NEON has scheduled the next round of visits to five candidate sites in spring 2008. The itinerary includes a variety of US ecoclimatic domains: the Ozarks Complex, anchored in the Talladega National Forest, Alabama; the Appalachians and Cumberland Plateau, located in the Walker Branch Watershed, Oak Ridge, Tennessee; Prairie Peninsula, at the Konza Prairie Biological Station, Manhattan, Kansas; Desert Southwest, anchored at the Santa Rita Experimental Range, Arizona; and the Pacific Northwest, at the Wind River Experimental Forest, Washington.
Patti Ashley is the NEON director of procurement and contracts. The position is based at the Science and Education Office in Boulder, Colorado.
Ashley and her staff will work to ensure that NEON observes the highest standards and best practices in acquiring a variety of field instrumentation, as well as services from federal agencies and private companies.
“If I had to summarize my role at NEON, I would say it is to get the most in return for the investment that US taxpayers and the National Science Foundation are making,” Ashley said. “In addition, I want to develop relationships between NEON and environmentally responsible suppliers.”
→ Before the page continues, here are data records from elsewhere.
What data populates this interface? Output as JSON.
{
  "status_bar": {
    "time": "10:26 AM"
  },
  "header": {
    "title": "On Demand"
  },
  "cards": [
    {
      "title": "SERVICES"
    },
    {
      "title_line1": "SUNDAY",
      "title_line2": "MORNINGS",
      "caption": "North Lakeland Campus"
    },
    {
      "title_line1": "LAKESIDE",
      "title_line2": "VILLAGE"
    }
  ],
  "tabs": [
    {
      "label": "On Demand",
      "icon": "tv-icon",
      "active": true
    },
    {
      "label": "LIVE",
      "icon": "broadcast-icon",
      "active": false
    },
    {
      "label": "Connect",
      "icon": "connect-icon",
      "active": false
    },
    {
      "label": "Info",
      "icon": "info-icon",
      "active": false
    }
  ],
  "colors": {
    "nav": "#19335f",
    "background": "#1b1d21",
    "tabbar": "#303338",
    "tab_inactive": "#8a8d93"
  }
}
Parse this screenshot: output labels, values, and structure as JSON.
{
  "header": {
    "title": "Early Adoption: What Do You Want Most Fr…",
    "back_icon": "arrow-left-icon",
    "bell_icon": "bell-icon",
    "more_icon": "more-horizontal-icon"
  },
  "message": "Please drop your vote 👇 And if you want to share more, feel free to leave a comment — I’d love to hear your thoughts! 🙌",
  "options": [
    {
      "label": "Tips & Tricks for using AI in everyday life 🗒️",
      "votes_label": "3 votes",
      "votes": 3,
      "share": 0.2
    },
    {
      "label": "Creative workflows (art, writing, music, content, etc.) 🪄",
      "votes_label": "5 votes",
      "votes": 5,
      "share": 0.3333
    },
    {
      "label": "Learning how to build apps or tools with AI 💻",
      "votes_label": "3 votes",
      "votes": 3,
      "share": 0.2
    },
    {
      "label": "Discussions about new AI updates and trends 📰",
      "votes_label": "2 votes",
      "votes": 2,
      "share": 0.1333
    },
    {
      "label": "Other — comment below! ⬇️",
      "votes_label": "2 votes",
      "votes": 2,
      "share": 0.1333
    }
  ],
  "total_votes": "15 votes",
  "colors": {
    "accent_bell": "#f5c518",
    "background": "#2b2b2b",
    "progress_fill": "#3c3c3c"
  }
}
Immediately before she joined NEON, Ashley served in the Acquisition and Procurement Office of Washington Headquarters Services. As supervisory contracting officer, she managed a team of junior and senior contract specialists in all phases of the procurement process for the Office of the Secretary of Defense (Policy), the National Security Education Program, and the Department of Defense’s Office of General Counsel.
During her career with the National Science Foundation (NSF), Ashley excelled in a variety of assignments that have prepared her well for her position at NEON, including having responsibility for environmental projects and construction activities.
As senior contracting officer at the NSF Cooperative Support Office, she was responsible for planning, advising, and managing awards for a major federally funded research and development center, and other complex, large-dollar research projects and facilities. Also at the NSF, Ashley led negotiations for multiple science vessel shipbuilding and conversion projects under the Ocean Sciences Division, awarded a complex cooperative agreement for the Collaborative Large-scale Engineering Analysis Network for Environmental Research project, and reviewed solicitation documents for a pending competitive subcontract to convert a general marine vessel into a research vessel.
Earlier in her career, Ashley applied her skills as an administrator, contracting officer, and procurement analyst in a variety of assignments with the Department of the Navy (Naval Air Systems Command and Naval Fleet and Industrial Supply Center).
For more information about NEON, contact Dan Johnson, NEON Public Information Representative, at email@example.com.